== WHAT TO WORK ON ==
The expected output is a copy of every line in the records with the string "edit".

== DATA RECORDS ==
<<<<

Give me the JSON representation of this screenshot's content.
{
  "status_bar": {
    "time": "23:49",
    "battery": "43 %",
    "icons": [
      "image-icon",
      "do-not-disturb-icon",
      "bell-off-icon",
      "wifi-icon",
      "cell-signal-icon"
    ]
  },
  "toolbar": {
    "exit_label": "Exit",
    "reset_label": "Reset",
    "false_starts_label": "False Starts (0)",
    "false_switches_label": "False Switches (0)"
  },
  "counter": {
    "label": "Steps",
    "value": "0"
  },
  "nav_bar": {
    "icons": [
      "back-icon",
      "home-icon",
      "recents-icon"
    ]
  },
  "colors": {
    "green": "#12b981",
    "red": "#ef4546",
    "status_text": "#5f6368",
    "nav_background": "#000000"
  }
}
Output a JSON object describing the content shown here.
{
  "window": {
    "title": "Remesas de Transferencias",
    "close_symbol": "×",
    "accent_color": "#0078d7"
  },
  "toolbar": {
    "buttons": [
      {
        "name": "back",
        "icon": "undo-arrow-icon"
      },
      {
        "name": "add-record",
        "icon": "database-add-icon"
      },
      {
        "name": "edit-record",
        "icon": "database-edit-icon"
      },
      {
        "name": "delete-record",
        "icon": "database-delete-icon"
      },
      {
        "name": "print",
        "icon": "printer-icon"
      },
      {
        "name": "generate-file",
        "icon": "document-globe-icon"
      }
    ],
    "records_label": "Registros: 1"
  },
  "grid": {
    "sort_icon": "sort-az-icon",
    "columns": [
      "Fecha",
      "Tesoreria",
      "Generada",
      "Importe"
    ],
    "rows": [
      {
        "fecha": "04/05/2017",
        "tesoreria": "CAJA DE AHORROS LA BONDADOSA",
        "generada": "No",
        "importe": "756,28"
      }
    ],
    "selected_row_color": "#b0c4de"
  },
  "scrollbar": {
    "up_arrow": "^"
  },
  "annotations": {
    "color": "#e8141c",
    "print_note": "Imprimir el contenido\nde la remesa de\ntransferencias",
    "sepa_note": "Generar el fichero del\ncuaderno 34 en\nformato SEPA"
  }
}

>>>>

== RESULT FOR THIS EXERCISE ==
        "name": "edit-record",
        "icon": "database-edit-icon"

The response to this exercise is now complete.